_Exercise materials:_

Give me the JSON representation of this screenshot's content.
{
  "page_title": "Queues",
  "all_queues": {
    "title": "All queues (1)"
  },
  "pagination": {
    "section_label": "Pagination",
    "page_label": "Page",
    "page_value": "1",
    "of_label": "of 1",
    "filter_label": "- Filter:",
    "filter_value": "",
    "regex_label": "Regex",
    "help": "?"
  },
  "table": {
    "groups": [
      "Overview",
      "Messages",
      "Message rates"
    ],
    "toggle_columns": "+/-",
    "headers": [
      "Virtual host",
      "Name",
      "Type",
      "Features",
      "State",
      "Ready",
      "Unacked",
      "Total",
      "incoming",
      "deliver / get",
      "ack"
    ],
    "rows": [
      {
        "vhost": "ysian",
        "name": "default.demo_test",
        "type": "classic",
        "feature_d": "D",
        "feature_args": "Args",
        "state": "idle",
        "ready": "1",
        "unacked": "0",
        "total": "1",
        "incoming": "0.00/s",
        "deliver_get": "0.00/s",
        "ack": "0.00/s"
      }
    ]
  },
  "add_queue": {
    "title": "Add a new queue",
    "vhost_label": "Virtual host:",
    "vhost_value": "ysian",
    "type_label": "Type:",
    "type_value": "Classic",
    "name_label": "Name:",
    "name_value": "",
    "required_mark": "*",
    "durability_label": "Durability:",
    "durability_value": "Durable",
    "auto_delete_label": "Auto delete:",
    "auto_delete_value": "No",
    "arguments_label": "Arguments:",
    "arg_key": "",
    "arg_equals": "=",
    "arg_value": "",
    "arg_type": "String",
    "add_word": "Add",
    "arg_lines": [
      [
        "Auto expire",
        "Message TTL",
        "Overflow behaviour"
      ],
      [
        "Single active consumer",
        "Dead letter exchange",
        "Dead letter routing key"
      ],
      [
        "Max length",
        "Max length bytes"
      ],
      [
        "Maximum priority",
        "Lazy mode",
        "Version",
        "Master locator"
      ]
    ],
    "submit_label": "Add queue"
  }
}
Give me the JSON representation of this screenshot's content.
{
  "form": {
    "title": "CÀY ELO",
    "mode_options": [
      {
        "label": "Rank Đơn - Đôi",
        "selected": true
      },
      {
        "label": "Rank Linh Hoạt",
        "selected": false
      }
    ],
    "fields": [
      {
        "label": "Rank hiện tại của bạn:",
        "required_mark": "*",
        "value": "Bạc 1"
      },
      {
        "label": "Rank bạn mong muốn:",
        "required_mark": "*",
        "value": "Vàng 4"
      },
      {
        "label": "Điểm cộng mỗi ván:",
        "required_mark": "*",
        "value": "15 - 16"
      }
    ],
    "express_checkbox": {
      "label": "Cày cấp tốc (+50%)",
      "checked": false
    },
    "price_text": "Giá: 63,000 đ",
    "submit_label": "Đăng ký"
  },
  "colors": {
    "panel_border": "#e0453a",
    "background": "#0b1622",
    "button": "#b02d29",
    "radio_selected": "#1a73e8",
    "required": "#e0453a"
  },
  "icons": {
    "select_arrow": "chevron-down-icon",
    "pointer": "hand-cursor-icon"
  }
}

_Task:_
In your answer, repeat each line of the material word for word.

_Exercise response:_
Give me the JSON representation of this screenshot's content.
{
  "page_title": "Queues",
  "all_queues": {
    "title": "All queues (1)"
  },
  "pagination": {
    "section_label": "Pagination",
    "page_label": "Page",
    "page_value": "1",
    "of_label": "of 1",
    "filter_label": "- Filter:",
    "filter_value": "",
    "regex_label": "Regex",
    "help": "?"
  },
  "table": {
    "groups": [
      "Overview",
      "Messages",
      "Message rates"
    ],
    "toggle_columns": "+/-",
    "headers": [
      "Virtual host",
      "Name",
      "Type",
      "Features",
      "State",
      "Ready",
      "Unacked",
      "Total",
      "incoming",
      "deliver / get",
      "ack"
    ],
    "rows": [
      {
        "vhost": "ysian",
        "name": "default.demo_test",
        "type": "classic",
        "feature_d": "D",
        "feature_args": "Args",
        "state": "idle",
        "ready": "1",
        "unacked": "0",
        "total": "1",
        "incoming": "0.00/s",
        "deliver_get": "0.00/s",
        "ack": "0.00/s"
      }
    ]
  },
  "add_queue": {
    "title": "Add a new queue",
    "vhost_label": "Virtual host:",
    "vhost_value": "ysian",
    "type_label": "Type:",
    "type_value": "Classic",
    "name_label": "Name:",
    "name_value": "",
    "required_mark": "*",
    "durability_label": "Durability:",
    "durability_value": "Durable",
    "auto_delete_label": "Auto delete:",
    "auto_delete_value": "No",
    "arguments_label": "Arguments:",
    "arg_key": "",
    "arg_equals": "=",
    "arg_value": "",
    "arg_type": "String",
    "add_word": "Add",
    "arg_lines": [
      [
        "Auto expire",
        "Message TTL",
        "Overflow behaviour"
      ],
      [
        "Single active consumer",
        "Dead letter exchange",
        "Dead letter routing key"
      ],
      [
        "Max length",
        "Max length bytes"
      ],
      [
        "Maximum priority",
        "Lazy mode",
        "Version",
        "Master locator"
      ]
    ],
    "submit_label": "Add queue"
  }
}
Give me the JSON representation of this screenshot's content.
{
  "form": {
    "title": "CÀY ELO",
    "mode_options": [
      {
        "label": "Rank Đơn - Đôi",
        "selected": true
      },
      {
        "label": "Rank Linh Hoạt",
        "selected": false
      }
    ],
    "fields": [
      {
        "label": "Rank hiện tại của bạn:",
        "required_mark": "*",
        "value": "Bạc 1"
      },
      {
        "label": "Rank bạn mong muốn:",
        "required_mark": "*",
        "value": "Vàng 4"
      },
      {
        "label": "Điểm cộng mỗi ván:",
        "required_mark": "*",
        "value": "15 - 16"
      }
    ],
    "express_checkbox": {
      "label": "Cày cấp tốc (+50%)",
      "checked": false
    },
    "price_text": "Giá: 63,000 đ",
    "submit_label": "Đăng ký"
  },
  "colors": {
    "panel_border": "#e0453a",
    "background": "#0b1622",
    "button": "#b02d29",
    "radio_selected": "#1a73e8",
    "required": "#e0453a"
  },
  "icons": {
    "select_arrow": "chevron-down-icon",
    "pointer": "hand-cursor-icon"
  }
}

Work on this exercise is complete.